→ **Goal of the exercise**
From the entries, copy every line that carries the string "Timing".

→ **Collection entries**
* * * * * * *

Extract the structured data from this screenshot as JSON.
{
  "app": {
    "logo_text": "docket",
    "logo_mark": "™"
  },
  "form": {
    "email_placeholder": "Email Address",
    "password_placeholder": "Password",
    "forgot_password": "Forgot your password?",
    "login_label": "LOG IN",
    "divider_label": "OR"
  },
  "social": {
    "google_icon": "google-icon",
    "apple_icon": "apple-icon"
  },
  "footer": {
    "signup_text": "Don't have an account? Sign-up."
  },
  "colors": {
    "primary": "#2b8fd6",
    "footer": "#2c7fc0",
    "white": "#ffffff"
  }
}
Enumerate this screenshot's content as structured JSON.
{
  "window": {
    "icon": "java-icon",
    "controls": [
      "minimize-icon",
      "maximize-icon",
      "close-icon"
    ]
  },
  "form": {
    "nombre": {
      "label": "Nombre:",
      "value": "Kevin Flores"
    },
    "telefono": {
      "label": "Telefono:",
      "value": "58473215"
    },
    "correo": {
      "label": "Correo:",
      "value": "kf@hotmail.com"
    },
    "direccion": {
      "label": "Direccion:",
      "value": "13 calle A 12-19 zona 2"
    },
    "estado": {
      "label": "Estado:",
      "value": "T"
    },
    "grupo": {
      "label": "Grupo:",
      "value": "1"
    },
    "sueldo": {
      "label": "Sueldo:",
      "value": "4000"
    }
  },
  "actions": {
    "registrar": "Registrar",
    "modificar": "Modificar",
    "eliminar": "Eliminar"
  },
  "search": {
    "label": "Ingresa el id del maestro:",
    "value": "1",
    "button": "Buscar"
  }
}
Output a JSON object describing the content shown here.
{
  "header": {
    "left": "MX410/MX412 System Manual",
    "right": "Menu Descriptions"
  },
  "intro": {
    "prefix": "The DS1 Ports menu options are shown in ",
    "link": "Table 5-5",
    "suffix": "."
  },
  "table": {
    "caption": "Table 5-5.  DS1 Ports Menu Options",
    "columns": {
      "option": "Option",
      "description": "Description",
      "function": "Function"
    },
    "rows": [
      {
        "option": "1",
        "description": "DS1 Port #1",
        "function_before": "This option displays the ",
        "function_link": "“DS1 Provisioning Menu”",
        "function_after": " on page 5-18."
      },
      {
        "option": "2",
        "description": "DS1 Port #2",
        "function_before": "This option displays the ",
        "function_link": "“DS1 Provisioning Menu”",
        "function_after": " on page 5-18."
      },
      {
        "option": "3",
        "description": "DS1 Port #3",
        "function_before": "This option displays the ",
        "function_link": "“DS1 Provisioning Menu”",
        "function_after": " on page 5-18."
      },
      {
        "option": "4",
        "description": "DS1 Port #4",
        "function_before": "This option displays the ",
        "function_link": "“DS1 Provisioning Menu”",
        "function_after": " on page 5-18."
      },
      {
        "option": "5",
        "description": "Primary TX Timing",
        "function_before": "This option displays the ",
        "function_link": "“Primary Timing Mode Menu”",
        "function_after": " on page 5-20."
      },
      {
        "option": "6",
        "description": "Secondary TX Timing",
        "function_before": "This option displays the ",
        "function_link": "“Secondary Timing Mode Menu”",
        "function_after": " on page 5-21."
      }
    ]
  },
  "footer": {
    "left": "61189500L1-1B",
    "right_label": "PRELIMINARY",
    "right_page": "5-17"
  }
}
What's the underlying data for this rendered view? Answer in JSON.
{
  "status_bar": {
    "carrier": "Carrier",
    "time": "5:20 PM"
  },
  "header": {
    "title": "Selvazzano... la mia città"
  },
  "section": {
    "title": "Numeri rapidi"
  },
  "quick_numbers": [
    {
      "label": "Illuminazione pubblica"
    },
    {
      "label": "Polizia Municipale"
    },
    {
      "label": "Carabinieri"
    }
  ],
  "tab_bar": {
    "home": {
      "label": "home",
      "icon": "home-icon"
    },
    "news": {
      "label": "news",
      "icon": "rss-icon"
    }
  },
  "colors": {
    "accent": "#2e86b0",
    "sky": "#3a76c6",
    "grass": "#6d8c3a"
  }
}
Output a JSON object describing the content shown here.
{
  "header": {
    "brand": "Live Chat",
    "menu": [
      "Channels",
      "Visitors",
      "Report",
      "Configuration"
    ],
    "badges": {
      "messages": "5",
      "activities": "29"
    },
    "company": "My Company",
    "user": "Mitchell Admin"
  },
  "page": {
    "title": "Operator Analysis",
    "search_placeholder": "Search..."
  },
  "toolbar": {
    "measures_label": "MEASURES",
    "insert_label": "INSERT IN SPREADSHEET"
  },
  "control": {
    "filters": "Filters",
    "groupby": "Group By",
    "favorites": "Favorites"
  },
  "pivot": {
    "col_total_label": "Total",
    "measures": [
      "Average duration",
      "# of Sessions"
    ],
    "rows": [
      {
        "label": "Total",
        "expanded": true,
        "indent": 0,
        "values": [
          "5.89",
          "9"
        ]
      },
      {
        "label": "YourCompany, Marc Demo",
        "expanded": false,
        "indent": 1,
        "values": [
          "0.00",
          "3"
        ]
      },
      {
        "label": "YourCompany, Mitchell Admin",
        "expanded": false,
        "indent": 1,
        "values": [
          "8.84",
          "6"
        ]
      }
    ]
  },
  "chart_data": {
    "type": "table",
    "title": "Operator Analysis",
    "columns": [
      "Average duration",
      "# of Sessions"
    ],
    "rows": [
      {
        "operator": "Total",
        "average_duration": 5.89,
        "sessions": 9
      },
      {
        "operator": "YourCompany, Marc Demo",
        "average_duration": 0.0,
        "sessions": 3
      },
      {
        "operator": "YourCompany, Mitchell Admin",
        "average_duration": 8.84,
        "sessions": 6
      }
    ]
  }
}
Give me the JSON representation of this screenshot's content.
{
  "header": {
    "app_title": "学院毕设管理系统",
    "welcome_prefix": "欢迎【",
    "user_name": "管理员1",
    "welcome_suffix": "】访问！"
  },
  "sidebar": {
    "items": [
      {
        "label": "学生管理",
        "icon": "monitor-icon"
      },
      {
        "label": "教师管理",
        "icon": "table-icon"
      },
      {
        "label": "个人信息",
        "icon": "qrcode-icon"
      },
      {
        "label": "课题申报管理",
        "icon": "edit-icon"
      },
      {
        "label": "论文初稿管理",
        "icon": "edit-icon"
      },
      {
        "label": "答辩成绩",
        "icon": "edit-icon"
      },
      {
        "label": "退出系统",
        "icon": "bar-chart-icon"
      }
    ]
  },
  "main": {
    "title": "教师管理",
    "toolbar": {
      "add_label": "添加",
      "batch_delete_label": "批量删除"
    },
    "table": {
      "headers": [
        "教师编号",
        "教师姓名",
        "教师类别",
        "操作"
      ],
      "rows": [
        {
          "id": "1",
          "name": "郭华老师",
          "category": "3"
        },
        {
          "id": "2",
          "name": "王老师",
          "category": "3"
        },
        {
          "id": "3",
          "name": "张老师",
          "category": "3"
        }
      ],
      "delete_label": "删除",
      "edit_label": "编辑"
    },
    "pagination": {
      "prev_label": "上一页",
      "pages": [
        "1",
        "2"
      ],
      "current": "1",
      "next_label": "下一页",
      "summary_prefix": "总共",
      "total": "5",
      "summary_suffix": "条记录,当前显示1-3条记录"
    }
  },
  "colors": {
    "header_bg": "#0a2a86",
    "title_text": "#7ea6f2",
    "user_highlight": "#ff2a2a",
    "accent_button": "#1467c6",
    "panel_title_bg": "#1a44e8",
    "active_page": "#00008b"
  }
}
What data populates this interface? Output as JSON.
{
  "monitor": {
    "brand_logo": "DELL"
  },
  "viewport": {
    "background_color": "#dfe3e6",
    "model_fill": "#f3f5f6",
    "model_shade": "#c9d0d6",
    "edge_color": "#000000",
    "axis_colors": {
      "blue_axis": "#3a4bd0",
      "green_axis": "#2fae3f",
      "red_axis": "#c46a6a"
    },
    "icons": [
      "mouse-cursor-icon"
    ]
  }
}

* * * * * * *

→ **Answer section**
        "description": "Primary TX Timing",
        "function_link": "“Primary Timing Mode Menu”",
        "description": "Secondary TX Timing",
        "function_link": "“Secondary Timing Mode Menu”",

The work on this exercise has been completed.